There invariably becomes a point in the conversation in which the person reveals that he intentionally put himself in danger, at risk, or stayed in a bad situation.
For some people you have to ask how does it feel if you say "I don't deserve a good life/security/to be alive/etc.?"
Make sure that you tell them about ambivalence and how it pertains to the self as much as to objects and that although there are some healthy parts/drives in every person what concerns you is the dark side, the ugliness, the detached parts, the weak parts, etc. This always take some time with some people. As Reich said, the neurotic makes you dig and dig while the [borderline] is very honest (or at least has a very hard time hiding things).

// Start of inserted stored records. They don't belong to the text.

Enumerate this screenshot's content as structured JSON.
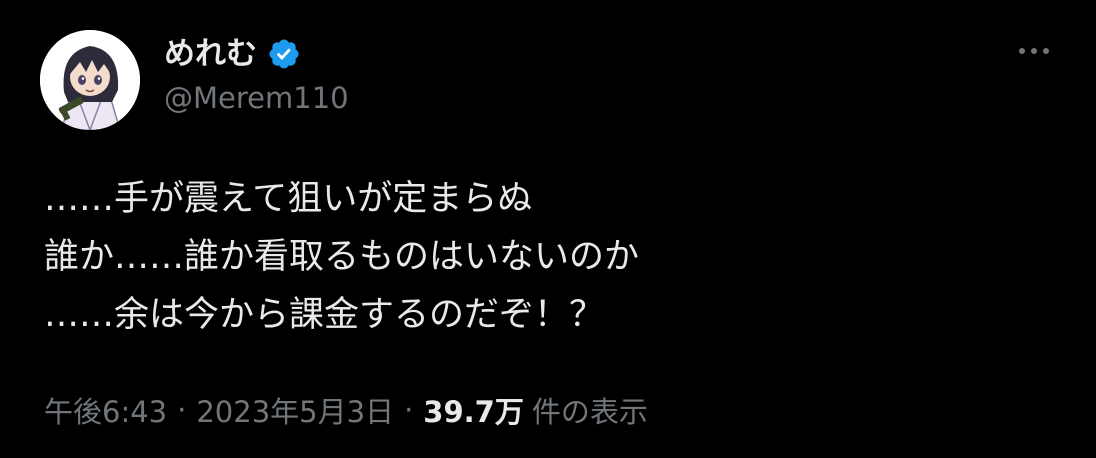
{
  "author": {
    "display_name": "めれむ",
    "handle": "@Merem110",
    "verified": true
  },
  "tweet": {
    "lines": [
      "……手が震えて狙いが定まらぬ",
      "誰か……誰か看取るものはいないのか",
      "……余は今から課金するのだぞ！？"
    ]
  },
  "meta": {
    "time": "午後6:43",
    "separator": "·",
    "date": "2023年5月3日",
    "views_count": "39.7万",
    "views_label": "件の表示"
  },
  "icons": {
    "verified": "verified-badge-icon",
    "more": "more-options-icon"
  },
  "colors": {
    "background": "#000000",
    "text_primary": "#e7e9ea",
    "text_secondary": "#71767b",
    "verified_blue": "#1d9bf0"
  }
}
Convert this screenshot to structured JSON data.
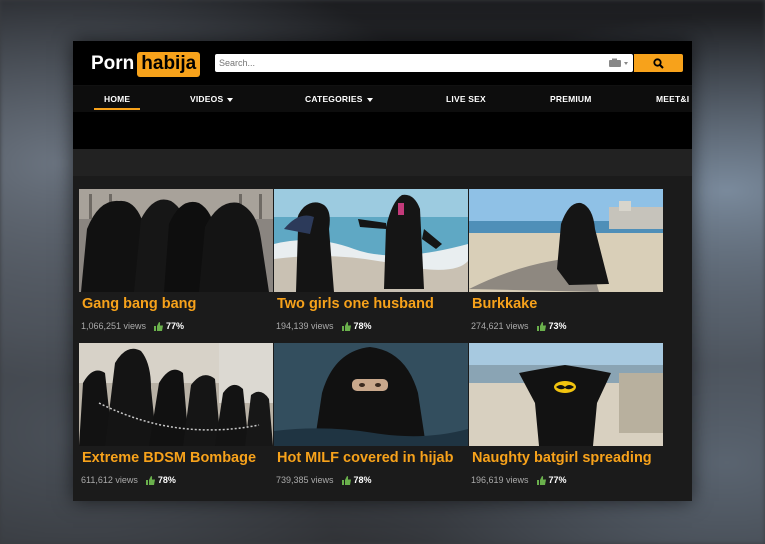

If the person doesn't seem like an altruist then asking about how parents or important people in their lives would think about the bad consequences of their action is the route to go.
The altruist has issues with feeling like she doesn't belong to the family and asking about this will allow you to work with these feelings which are tied to bad conscience, but the egoist's masochism has to do with knowing that the parents want(ed) him to be something.
I've also seen in the altruist passive-aggressive punishment of the parental imago: "you abandoned me and see how I am suffering or dying!" . I've also seen an egoist who is punishing himself for cowardice and weakness where the reference to he parental imagoes wasn't front and center.
These things can come up as early as the first session with some patients.
They will admit that it feels right to say they don't deserve good things, for example, but they won't tell you about what their "sins" are.
However, to keep them you have to express that you know you haven't earned their trust yet and that you will check with them about these things and they will tell you when they are ready.